◆ **Your instructions**
Only the lines from the one with "Output a JSON" to the end of the data below should be returned, each exactly as it stands.

(Dataset rows for apps and sites)
==*==

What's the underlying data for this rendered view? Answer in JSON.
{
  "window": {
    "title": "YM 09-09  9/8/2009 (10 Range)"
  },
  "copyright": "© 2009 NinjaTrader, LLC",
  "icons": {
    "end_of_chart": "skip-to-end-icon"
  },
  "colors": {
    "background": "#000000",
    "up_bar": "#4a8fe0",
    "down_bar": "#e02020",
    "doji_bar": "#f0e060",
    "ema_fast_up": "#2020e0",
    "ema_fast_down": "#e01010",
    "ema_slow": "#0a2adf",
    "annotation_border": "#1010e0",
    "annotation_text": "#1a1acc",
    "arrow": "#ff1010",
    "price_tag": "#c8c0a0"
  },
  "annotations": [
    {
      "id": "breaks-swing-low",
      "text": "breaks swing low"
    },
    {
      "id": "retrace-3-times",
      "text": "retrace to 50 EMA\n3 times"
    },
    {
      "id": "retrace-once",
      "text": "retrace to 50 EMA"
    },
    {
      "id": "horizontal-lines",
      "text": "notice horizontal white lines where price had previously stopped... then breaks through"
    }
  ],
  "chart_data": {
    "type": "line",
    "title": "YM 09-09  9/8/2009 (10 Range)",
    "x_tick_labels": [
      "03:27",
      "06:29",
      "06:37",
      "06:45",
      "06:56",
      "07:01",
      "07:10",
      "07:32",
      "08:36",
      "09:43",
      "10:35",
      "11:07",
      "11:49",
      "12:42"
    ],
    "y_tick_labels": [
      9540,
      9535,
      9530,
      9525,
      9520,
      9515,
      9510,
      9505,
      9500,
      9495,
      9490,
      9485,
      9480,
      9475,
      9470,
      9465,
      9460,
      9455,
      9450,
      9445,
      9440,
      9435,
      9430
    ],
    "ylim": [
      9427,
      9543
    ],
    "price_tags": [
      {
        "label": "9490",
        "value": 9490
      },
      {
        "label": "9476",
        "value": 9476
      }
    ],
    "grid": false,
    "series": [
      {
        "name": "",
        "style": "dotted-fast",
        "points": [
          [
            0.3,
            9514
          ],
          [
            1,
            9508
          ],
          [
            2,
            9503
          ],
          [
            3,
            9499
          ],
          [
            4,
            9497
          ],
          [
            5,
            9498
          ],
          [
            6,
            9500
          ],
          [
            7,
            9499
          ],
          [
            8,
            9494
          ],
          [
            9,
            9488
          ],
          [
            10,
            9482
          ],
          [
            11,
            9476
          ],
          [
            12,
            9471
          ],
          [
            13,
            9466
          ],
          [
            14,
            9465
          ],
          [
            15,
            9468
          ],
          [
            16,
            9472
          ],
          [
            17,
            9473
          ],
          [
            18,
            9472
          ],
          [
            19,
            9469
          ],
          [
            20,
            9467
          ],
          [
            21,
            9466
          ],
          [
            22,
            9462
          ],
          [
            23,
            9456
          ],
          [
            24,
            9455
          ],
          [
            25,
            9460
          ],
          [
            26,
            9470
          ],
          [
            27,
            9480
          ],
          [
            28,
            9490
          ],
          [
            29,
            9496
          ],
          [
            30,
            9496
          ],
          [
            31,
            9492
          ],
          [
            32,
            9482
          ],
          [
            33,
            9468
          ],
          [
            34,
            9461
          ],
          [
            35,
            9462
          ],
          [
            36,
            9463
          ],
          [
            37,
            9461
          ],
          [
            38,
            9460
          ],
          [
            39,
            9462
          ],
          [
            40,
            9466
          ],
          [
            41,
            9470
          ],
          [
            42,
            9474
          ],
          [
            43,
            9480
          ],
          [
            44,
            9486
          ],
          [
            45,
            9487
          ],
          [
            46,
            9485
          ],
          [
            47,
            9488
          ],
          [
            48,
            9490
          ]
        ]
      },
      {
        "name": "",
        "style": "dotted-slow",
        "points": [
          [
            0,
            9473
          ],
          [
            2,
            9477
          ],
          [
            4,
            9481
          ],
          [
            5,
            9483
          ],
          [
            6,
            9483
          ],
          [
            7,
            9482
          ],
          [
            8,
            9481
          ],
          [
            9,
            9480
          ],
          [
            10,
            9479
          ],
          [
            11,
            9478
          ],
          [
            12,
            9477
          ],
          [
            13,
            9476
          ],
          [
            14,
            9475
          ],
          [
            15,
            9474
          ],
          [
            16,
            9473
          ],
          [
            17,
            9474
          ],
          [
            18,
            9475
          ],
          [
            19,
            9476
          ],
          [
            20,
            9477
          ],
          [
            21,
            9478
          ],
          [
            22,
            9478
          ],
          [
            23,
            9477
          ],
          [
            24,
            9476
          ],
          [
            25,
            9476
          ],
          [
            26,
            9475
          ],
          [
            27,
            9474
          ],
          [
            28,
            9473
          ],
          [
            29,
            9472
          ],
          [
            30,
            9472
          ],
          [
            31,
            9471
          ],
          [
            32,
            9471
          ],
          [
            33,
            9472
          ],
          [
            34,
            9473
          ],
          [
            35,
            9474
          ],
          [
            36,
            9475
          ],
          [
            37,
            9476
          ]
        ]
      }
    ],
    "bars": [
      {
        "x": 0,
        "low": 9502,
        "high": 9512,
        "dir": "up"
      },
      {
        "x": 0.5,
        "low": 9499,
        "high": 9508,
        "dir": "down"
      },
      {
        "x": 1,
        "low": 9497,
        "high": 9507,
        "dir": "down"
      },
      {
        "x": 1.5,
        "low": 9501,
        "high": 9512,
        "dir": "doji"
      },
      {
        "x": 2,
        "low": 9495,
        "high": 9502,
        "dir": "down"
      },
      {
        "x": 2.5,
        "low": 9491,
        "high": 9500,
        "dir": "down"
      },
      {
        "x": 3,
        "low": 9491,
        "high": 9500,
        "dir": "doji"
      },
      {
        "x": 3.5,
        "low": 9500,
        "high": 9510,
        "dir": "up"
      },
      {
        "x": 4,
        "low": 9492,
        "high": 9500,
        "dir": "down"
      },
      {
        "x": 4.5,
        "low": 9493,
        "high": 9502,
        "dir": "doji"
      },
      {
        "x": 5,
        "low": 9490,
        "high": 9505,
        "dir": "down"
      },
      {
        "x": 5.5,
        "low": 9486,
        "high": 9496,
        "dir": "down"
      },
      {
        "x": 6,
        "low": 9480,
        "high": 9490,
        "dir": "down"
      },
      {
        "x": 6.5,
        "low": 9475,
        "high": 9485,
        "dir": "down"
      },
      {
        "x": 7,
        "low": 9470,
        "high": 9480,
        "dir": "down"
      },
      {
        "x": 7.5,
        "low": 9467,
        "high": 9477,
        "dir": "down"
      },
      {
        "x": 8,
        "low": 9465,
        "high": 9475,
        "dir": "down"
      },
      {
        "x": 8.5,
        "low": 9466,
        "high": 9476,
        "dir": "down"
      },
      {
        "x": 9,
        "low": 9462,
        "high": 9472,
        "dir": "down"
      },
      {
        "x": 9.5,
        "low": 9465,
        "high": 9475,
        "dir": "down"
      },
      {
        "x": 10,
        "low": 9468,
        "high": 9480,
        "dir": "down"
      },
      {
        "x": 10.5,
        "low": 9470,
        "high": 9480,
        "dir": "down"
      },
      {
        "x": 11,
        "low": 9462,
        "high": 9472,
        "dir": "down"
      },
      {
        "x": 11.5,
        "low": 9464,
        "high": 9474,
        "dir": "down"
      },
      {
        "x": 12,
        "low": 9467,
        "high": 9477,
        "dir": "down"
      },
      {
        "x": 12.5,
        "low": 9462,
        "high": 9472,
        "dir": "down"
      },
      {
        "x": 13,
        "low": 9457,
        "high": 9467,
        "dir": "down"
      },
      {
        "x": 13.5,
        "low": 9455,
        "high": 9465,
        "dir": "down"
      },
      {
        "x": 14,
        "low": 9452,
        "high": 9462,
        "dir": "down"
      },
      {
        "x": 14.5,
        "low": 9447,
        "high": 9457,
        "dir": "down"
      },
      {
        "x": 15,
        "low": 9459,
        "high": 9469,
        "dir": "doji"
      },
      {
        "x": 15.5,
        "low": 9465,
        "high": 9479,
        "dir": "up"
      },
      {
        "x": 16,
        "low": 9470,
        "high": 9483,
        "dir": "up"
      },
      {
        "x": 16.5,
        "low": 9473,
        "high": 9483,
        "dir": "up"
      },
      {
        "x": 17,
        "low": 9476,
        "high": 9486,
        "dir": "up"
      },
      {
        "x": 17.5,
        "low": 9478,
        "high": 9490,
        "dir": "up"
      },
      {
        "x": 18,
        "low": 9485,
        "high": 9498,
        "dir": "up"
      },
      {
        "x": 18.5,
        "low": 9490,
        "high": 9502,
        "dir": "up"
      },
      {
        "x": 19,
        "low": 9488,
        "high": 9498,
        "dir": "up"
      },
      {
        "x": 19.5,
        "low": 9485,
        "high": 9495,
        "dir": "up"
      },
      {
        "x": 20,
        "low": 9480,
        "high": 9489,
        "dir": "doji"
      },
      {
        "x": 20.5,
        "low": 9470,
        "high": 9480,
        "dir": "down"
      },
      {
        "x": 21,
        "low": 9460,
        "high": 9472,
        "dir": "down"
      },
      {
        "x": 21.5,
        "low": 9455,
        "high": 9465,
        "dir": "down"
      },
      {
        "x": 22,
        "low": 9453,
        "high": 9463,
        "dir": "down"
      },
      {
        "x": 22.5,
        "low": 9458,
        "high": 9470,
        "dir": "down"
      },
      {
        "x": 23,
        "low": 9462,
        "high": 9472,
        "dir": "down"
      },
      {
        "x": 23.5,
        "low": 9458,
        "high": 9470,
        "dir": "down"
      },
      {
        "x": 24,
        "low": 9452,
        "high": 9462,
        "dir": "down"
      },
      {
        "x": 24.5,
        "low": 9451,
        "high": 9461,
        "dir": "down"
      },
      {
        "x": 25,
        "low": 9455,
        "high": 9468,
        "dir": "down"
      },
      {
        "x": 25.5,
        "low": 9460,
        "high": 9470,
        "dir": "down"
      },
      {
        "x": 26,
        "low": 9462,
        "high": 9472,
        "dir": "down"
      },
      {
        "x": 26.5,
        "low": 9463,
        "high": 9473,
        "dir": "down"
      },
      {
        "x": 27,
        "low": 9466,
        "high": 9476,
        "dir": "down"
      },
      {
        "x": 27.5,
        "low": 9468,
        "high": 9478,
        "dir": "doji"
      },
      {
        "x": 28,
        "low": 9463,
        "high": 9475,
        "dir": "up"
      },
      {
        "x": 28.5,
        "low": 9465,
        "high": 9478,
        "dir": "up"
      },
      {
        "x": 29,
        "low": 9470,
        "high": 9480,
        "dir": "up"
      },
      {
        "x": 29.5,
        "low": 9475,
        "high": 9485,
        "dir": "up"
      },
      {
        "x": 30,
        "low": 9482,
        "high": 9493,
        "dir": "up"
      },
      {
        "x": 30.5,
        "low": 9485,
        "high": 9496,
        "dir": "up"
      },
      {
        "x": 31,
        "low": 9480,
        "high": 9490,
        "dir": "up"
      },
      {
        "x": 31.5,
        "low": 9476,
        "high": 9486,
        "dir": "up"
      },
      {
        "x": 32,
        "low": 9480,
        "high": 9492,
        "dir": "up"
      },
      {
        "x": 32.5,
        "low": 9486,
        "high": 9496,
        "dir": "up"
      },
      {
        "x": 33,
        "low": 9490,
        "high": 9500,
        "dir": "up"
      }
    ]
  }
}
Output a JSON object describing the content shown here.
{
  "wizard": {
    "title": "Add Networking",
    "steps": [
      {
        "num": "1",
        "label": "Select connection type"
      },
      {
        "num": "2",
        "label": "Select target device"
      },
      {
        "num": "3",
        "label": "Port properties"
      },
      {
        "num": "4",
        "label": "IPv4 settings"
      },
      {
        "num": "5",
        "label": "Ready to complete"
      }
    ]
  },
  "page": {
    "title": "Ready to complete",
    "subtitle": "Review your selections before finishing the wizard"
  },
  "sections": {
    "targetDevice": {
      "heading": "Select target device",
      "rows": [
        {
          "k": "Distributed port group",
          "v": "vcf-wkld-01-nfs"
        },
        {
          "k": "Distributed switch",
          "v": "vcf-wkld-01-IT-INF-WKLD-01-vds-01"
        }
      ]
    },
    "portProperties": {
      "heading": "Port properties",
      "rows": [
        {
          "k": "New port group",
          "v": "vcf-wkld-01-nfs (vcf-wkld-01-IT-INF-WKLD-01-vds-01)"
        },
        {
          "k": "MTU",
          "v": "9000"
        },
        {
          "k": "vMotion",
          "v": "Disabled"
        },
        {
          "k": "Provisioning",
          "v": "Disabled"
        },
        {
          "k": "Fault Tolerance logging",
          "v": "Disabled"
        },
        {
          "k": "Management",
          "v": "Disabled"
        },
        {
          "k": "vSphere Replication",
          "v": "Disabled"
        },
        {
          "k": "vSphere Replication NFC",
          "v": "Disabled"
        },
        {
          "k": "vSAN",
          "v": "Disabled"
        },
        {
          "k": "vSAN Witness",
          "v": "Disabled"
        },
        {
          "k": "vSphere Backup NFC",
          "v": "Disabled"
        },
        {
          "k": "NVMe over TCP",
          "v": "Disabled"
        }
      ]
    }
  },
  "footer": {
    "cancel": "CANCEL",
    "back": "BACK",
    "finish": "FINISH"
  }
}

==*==

◆ **Answer to this task**
Output a JSON object describing the content shown here.
{
  "wizard": {
    "title": "Add Networking",
    "steps": [
      {
        "num": "1",
        "label": "Select connection type"
      },
      {
        "num": "2",
        "label": "Select target device"
      },
      {
        "num": "3",
        "label": "Port properties"
      },
      {
        "num": "4",
        "label": "IPv4 settings"
      },
      {
        "num": "5",
        "label": "Ready to complete"
      }
    ]
  },
  "page": {
    "title": "Ready to complete",
    "subtitle": "Review your selections before finishing the wizard"
  },
  "sections": {
    "targetDevice": {
      "heading": "Select target device",
      "rows": [
        {
          "k": "Distributed port group",
          "v": "vcf-wkld-01-nfs"
        },
        {
          "k": "Distributed switch",
          "v": "vcf-wkld-01-IT-INF-WKLD-01-vds-01"
        }
      ]
    },
    "portProperties": {
      "heading": "Port properties",
      "rows": [
        {
          "k": "New port group",
          "v": "vcf-wkld-01-nfs (vcf-wkld-01-IT-INF-WKLD-01-vds-01)"
        },
        {
          "k": "MTU",
          "v": "9000"
        },
        {
          "k": "vMotion",
          "v": "Disabled"
        },
        {
          "k": "Provisioning",
          "v": "Disabled"
        },
        {
          "k": "Fault Tolerance logging",
          "v": "Disabled"
        },
        {
          "k": "Management",
          "v": "Disabled"
        },
        {
          "k": "vSphere Replication",
          "v": "Disabled"
        },
        {
          "k": "vSphere Replication NFC",
          "v": "Disabled"
        },
        {
          "k": "vSAN",
          "v": "Disabled"
        },
        {
          "k": "vSAN Witness",
          "v": "Disabled"
        },
        {
          "k": "vSphere Backup NFC",
          "v": "Disabled"
        },
        {
          "k": "NVMe over TCP",
          "v": "Disabled"
        }
      ]
    }
  },
  "footer": {
    "cancel": "CANCEL",
    "back": "BACK",
    "finish": "FINISH"
  }
}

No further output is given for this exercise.